Judged on title alone the National Monument Creation and Protection Act sounds just dandy. But upon taking a closer look this recently-proposed bill (HR 3990) clearly threatens the longstanding process used to create and protect National Monuments in the United States for over a century.
For 111 years the establishment and protection of National Monuments has been guided by the Antiquities Act, legislation passed in 1906 and signed into law by Theodore Roosevelt.
Since then the Antiquities Act has been used recognize and protect unique places including Devils Tower (1906), Rainbow Bridge (1910), Canyon de Chelly (1931, pictured above), Little Bighorn Battlefield (1940), Fort Sumter (1948), Giant Sequoia (2000), and Bears Ears (2016).
These special areas (129 of them in total) are the kind of places you probably remember if you visited them as a kid and they are the kinds of places that — if not protected — disappear forever.

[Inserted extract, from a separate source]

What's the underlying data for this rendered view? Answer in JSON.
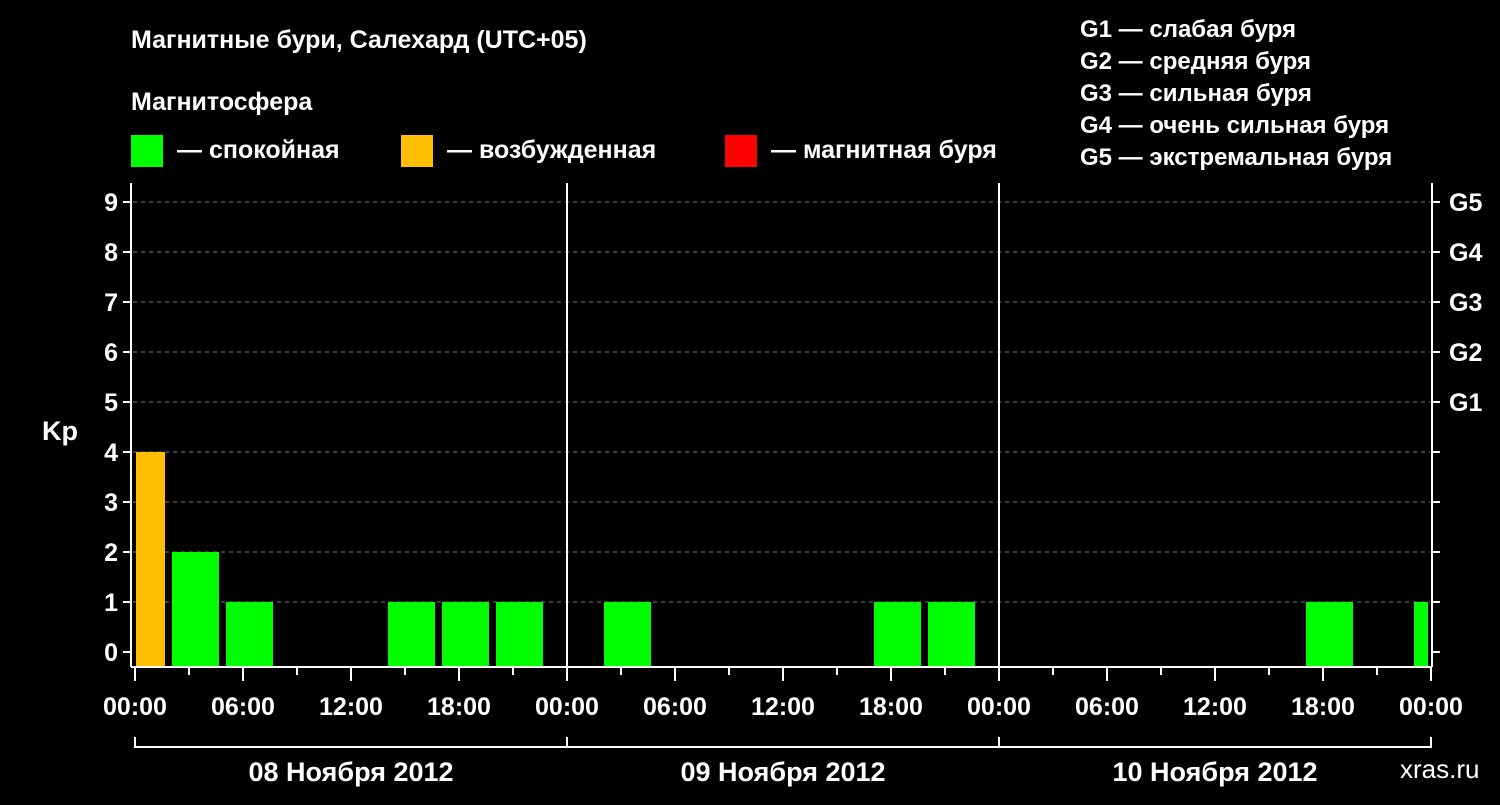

Commercial interests in our public lands grows day by day.
How Does HR 3990 Affect the Antiquities Act?
Under the changes proposed in HR 3990 the Antiquities Act would be effectively neutered when it comes to the creation and protection of National Monuments. It would do this in three main ways:
- Restrict the ability of future presidents to establish National Monuments larger than 640 acres, requiring that any future large designations be approved by all affected state and local political entities.
- Prohibit the creation of any new Marine National Monuments.
- Allow existing Monuments to be reduced in size.
Reasons to Oppose HR 3990
The Society for American Archaeology (SAA) offers up multiple reasons to oppose this legislation:
- The Antiquities Act is the fastest and most direct way of providing our most vulnerable and irreplaceable cultural and natural resources with the highest possible protection.
- Archaeological sites are best interpreted in a landscape context, especially in the western states — larger Monument designations are necessary.
- National Monuments create economic opportunity for neighboring communities.
- During the administration’s recent review of National Monument designations, nearly 3 million comments were submitted, and 99% supported maintaining the monuments unchanged.
- There is no need for this bill — it is a solution in search of a problem.
What to Do
Use the SAA’s tool (click on Take Action) to identify your congressional district and call your representative. A vote in the full House of Representatives is upcoming.